Frankly, I didn’t get to that place, I didn’t have all those needs met, until relatively recently, in the last few years. And so, even if I had gone into trauma therapy prior to that, it likely would not have helped as much as it is now, and also frankly, I likely wouldn’t have stuck with it.
This “deeper work” isn’t necessary for our survival. The first three tiers of the hierarchy are. We honestly don’t need to love ourselves or be “self-actualized” in order to survive on this planet.
For those of us who have the privilege of having those three basic needs met, what would our lives be like if we were able to get the fourth and fifth met? If we did the work of processing our own lived experience trauma, our ancestral trauma that lives in our DNA, our cultural trauma that feeds itself every day? What would that even be like? How would our lives be different?
For me, I know how my life is different. I also see the shifts in the women who gather in my circles and who I work with individually. I know, personally, how coming home to my own body changed every aspect of my life. I know, personally, how doing body-focused trauma therapies have opened up aspects of my Self and my life I thought were closed away forever.
It hasn’t been easy. It has certainly more often than not, been really fucking hard.
And yet, for me, and it seems for others who are able to do this work, it has been so fucking worth it.
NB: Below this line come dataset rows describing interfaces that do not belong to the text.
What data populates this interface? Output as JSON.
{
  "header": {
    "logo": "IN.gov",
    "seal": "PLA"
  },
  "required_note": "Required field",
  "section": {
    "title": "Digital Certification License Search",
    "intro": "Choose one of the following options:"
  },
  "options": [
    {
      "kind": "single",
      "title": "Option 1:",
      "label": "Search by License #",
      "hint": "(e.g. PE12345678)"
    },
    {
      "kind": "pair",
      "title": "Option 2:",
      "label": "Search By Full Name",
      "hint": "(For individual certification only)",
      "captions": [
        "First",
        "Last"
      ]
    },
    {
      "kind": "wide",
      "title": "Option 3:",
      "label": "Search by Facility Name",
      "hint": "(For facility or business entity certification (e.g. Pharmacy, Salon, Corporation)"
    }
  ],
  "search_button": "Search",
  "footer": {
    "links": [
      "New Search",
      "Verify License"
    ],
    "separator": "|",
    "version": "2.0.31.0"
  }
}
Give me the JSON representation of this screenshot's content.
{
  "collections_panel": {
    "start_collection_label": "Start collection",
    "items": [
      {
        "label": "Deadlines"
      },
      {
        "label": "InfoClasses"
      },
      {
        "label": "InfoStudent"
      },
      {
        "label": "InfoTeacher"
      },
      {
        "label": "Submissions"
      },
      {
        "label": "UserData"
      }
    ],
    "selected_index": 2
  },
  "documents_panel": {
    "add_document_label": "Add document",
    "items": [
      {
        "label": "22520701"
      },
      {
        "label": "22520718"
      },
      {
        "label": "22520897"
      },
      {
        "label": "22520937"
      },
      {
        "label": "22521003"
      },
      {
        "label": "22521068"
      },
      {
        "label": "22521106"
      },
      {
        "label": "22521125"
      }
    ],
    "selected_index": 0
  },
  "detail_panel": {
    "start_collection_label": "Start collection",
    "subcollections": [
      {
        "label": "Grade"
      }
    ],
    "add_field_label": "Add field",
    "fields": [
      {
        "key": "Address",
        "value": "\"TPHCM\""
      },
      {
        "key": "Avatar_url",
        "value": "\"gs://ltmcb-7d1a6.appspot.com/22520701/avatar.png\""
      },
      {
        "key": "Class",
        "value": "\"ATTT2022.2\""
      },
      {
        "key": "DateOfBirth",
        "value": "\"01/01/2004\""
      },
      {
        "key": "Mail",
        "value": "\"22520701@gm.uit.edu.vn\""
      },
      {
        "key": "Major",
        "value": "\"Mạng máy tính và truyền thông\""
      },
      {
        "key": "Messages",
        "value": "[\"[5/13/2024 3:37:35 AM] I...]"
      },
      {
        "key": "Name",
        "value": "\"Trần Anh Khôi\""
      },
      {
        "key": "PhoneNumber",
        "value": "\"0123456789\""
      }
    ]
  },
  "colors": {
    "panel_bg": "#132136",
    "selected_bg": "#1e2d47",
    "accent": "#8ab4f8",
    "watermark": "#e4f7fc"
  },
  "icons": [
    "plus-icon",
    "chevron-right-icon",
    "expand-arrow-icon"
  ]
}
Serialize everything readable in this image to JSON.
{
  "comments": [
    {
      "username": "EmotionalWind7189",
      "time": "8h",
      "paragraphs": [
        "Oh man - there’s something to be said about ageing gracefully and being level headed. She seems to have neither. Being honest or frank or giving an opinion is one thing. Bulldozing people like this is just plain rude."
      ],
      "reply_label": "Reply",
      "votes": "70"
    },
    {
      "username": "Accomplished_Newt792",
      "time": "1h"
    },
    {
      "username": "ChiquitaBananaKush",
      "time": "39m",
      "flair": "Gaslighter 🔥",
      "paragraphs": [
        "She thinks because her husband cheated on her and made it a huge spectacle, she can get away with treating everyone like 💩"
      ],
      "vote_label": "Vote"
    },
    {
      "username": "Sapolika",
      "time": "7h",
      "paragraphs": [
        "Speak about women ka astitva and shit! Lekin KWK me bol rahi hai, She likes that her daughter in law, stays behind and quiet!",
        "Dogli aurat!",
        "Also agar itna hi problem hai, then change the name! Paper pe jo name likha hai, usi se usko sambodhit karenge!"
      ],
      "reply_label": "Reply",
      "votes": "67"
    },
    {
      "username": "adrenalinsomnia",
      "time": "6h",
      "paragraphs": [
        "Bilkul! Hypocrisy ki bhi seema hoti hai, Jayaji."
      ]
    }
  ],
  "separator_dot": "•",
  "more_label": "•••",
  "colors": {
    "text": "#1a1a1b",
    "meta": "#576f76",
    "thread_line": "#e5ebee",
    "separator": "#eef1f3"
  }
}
Did you enjoy reading this? It was originally written for my weekly newsletter in the summer of 2017; I edited it for publication here. If you’d like to receive my weekly emails, which includes essays like one, you can fill out the form on this page.